In essence: Act like the boss you want to be. Here's how:
Don't slack off. Maybe you're giddy about returning to campus. Or if you're out of school, maybe you're distracted with finding your next job or internship. But showing decreased enthusiasm at the end of your internship, or worse -- leaving assignments incomplete -- is a major no-no. Plus, you really don't want to slack off as you ask your boss to write a letter of recommendation. Until the end of the last day of that internship, you need to put 100 percent effort forward.
Do something noteworthy. Go out with a bang, creating a manual of your job responsibilities, along with a step-by-step workbook of your daily activities. This may help whoever inherits your duties and will leave a lasting impression with your boss, adding that you should make every effort to complete pending projects. Offer to answer questions about your duties after you've left, which will show your co-workers and boss that you genuinely care about the company and want everything to run smoothly.
Ask for feedback. Exit evaluations are built into some internship programs, but if that's not the case for yours, have a 15-minute meeting with your boss before you leave. Ask about your performance and your strengths and weaknesses, suggests. When discussing areas of improvement, thicken your skin and appreciate the value of the critique. Constructive criticism is actually a good thing. "It gives you something to work on, and it can help you really build your goals for your next professional experience.
Say thank you. Emailing co-workers to thank them for their involvement in your great internship experience. Provide your contact information, and snag their personal email addresses, in case they leave the company. Follow these emails with a handwritten note, which you should keep short, sweet and to the point. Thank them for their time, reference a special moment you shared and note that you'll be in touch. And then, of course, be in touch. Shooting your colleagues a short note around the holidays and another in the spring, so they remember who you are and receive an update on your activities.
Express your interest in a future job (if you have such interest). Don't assume this is a given. You have to make sure your boss knows you want to work at that company. In a very polite and professional way, let the employer know that this is your dream job, and you're interested in pursuing a career at the company -- if that's the case.
Secure a reference or two. Listing references from this internship will show future employers that you were confident enough in your work to ask others to recommend you.

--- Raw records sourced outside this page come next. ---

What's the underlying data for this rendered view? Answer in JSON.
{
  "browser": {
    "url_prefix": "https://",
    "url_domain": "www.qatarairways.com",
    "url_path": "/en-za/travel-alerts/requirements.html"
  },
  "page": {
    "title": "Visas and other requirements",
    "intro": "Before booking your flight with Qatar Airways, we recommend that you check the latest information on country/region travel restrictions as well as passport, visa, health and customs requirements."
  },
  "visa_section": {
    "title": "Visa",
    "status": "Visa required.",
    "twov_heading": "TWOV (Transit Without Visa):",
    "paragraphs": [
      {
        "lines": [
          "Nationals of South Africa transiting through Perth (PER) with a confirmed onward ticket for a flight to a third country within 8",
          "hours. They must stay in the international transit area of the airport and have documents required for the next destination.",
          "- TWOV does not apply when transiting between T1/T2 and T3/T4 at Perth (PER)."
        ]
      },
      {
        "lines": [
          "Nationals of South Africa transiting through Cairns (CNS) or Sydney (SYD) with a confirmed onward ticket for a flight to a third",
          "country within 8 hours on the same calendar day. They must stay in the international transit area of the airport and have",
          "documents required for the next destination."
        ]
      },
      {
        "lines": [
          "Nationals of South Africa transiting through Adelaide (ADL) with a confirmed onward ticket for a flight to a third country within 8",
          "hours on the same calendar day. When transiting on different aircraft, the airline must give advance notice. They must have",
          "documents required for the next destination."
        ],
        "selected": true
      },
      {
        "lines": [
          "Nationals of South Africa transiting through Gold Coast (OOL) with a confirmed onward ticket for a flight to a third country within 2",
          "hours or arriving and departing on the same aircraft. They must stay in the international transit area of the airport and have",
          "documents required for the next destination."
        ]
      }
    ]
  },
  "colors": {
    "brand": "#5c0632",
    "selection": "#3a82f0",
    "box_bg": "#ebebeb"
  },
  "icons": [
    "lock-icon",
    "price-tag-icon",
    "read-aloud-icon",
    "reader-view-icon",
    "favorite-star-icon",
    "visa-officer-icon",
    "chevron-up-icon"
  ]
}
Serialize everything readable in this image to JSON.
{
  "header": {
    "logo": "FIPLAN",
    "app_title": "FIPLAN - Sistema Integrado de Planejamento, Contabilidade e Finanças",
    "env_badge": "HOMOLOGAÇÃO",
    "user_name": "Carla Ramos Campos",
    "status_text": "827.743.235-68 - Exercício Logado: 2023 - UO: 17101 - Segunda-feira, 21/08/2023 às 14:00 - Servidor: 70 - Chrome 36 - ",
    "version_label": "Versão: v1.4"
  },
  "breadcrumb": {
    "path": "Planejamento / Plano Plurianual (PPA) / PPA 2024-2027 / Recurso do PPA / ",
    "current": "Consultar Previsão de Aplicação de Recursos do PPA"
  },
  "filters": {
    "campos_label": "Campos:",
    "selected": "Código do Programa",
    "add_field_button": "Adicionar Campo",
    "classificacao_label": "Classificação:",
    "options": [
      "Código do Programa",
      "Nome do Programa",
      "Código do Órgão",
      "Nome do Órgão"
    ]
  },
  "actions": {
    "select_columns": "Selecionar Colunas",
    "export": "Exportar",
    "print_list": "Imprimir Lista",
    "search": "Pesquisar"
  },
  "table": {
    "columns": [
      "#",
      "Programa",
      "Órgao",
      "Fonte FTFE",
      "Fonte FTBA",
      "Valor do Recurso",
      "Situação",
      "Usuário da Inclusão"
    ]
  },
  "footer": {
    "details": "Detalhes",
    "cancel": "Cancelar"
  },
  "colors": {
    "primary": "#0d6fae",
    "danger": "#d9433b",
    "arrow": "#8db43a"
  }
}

But use some caution and confirm -- don't assume -- this person will happily vouch for you in the future. Always ask if he or she would feel comfortable serving as your reference first.
Ask for a letter of recommendation. While a reference will speak on your behalf should a prospective employer call, a letter of recommendation is typically more useful for academic opportunities, like when applying to graduate schools. I would really only save this for someone who you worked closely with. If it was a direct manager, and you worked with them everyday, and they told you were doing a good job and gave feedback, then I would definitely go for it.
The more time you can save this person as he or she composes your letter, the better. Send bullet points covering the work you've done or even a letter template, so he or she can fill in the gaps and sign it. Ask for the letter sooner rather than later, while you and your excellent achievements are fresh in the his or her mind.
Snag a LinkedIn endorsement. While you're gathering affirmations of your hard work, make sure to get some LinkedIn love, too. First updating your profile to include your current internship. Then ask your boss to write a two- or three-sentence recommendation. Once again, the key is to make this task as quick and painless as possible for your boss. Send them all the information, mentioning hyperlinks and a sample recommendation. So they have to make no more than like two or three clicks, and it's done.
After you leave, track your company. Set up Google Alerts for your colleagues, company and company's clients. That way you'll receive an email every time those names appear on the Web. Say the public relations firm you interned with works with Client Z, and you get an alert that Client Z was mentioned in The New York Times. Email your colleagues a congratulatory note on the client's good press. Or perhaps you're alerted when your former internship coordinator is promoted or quoted in a blog -- another excuse to drop a line. Staying up to date shows you're paying attention, you're doing your homework and still have great interest in the company.
And finally, leave like a boss. Don't rush out of there in a hurry and leave like the building is on fire, pointing out that even if you're excited to go back to campus or begin new professional experiences, the internship shouldn't have just been a temp job or bullet on your résumé. The work you've done was, in part, to build a network. Leave your colleagues on a humble, thankful note. Before walking out the door, make one more round through the office and say a genuine goodbye. The extra effort will go a long way in building future goodwill.